Whenever a line in the entries includes the word "snippet", copy that line out.
----
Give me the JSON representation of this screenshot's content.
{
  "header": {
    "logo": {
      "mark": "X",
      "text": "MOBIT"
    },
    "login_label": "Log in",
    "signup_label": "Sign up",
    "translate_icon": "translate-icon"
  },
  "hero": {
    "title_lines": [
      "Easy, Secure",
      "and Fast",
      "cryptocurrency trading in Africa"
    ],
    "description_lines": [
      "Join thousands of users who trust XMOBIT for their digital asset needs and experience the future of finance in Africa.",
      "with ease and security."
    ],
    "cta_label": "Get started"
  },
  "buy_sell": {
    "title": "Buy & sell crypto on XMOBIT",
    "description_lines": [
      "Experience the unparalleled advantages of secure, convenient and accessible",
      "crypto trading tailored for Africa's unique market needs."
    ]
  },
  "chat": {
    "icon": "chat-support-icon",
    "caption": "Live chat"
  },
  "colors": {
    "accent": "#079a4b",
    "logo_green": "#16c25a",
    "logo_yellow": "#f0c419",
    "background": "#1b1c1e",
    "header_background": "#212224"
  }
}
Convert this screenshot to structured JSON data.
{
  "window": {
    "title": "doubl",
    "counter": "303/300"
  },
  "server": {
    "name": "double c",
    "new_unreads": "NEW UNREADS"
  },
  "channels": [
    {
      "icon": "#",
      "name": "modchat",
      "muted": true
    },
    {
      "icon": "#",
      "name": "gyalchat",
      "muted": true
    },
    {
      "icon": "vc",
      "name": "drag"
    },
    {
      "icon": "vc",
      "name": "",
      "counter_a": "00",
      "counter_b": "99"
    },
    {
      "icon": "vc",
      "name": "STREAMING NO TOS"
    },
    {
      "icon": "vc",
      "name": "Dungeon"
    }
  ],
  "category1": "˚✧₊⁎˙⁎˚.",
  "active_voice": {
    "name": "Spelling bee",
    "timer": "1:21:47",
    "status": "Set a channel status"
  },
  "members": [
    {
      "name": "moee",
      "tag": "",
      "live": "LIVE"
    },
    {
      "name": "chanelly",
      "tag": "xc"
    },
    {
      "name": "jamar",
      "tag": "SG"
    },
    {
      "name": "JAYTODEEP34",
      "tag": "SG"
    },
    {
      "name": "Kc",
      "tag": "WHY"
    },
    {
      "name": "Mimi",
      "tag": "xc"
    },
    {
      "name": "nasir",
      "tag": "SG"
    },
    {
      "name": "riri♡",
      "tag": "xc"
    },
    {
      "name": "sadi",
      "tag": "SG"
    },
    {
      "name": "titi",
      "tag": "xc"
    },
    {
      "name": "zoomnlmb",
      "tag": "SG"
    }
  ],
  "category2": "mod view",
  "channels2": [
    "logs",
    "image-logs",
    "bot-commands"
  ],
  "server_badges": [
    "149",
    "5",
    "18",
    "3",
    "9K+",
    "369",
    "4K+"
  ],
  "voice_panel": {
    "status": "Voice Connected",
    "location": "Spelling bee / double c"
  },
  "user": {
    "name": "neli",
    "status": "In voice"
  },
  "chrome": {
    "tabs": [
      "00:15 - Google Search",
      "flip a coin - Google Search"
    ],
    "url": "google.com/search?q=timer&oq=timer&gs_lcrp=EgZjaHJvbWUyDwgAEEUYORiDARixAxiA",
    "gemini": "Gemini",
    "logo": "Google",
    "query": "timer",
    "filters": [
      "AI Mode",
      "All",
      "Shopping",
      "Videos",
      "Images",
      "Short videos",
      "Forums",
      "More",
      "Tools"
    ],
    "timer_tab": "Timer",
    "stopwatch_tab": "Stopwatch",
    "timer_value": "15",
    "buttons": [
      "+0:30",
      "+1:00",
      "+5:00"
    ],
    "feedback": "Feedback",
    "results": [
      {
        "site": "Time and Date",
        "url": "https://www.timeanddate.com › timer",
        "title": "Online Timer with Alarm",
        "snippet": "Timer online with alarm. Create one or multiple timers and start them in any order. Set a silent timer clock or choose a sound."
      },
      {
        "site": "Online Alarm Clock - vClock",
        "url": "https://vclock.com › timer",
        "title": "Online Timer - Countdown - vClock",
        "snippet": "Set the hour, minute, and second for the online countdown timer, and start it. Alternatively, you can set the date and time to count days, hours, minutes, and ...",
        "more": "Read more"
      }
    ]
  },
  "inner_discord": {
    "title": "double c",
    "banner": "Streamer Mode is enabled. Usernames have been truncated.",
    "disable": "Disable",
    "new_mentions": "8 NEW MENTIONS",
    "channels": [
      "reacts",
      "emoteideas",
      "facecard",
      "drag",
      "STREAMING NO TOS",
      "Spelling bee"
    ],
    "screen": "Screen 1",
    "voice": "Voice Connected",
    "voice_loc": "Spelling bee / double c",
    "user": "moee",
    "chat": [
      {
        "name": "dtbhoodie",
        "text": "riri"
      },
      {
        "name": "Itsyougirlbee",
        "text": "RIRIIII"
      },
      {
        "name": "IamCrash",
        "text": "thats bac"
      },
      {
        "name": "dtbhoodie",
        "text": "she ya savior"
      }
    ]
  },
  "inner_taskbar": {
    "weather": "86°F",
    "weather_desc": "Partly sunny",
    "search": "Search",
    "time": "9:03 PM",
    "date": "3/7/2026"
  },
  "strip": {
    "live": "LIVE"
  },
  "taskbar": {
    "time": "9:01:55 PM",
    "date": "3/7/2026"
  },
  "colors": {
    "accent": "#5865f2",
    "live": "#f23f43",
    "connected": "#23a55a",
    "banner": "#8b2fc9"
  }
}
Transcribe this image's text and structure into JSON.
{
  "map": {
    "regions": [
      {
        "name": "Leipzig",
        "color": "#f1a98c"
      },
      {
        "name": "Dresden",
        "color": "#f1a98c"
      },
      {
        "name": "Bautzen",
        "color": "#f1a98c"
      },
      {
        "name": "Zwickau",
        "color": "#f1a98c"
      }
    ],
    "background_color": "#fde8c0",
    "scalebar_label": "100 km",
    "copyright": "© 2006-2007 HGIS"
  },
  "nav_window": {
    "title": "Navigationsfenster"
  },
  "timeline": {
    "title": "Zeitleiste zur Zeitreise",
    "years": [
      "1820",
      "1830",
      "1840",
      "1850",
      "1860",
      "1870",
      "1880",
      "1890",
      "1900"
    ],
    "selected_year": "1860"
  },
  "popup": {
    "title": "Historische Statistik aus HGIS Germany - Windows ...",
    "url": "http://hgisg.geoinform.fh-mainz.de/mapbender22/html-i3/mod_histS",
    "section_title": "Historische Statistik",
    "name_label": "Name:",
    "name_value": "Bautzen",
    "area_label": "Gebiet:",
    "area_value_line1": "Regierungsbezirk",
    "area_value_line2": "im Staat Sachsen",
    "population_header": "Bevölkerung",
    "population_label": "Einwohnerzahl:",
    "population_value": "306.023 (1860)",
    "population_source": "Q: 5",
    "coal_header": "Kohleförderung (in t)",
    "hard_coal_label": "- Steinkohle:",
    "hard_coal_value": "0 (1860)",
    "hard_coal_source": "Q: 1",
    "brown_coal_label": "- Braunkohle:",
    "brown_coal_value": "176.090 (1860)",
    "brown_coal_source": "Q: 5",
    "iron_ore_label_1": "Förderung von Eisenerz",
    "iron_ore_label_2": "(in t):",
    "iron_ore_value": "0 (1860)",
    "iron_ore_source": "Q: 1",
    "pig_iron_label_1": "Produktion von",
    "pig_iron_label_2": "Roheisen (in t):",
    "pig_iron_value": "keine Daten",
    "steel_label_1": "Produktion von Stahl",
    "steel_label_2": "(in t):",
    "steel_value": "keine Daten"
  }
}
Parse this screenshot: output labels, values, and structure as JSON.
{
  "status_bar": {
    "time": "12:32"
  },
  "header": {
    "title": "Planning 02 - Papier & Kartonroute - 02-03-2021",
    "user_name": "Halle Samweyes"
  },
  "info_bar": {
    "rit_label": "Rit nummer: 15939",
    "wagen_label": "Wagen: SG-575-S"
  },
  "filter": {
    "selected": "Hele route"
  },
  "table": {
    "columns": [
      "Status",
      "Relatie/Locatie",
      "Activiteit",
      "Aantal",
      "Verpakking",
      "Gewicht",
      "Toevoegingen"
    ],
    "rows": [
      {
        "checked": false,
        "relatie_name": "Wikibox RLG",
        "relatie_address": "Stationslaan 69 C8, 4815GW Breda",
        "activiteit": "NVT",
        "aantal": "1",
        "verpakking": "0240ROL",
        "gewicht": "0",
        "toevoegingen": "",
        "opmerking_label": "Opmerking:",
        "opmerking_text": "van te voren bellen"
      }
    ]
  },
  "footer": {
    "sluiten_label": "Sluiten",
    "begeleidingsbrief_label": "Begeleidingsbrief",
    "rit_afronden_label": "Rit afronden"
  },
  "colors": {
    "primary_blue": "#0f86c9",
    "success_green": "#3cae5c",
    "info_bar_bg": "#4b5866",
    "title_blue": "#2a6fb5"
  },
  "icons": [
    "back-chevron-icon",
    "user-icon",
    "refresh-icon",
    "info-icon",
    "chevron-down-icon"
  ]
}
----
Exercise answer:
        "snippet": "Timer online with alarm. Create one or multiple timers and start them in any order. Set a silent timer clock or choose a sound."
        "snippet": "Set the hour, minute, and second for the online countdown timer, and start it. Alternatively, you can set the date and time to count days, hours, minutes, and ...",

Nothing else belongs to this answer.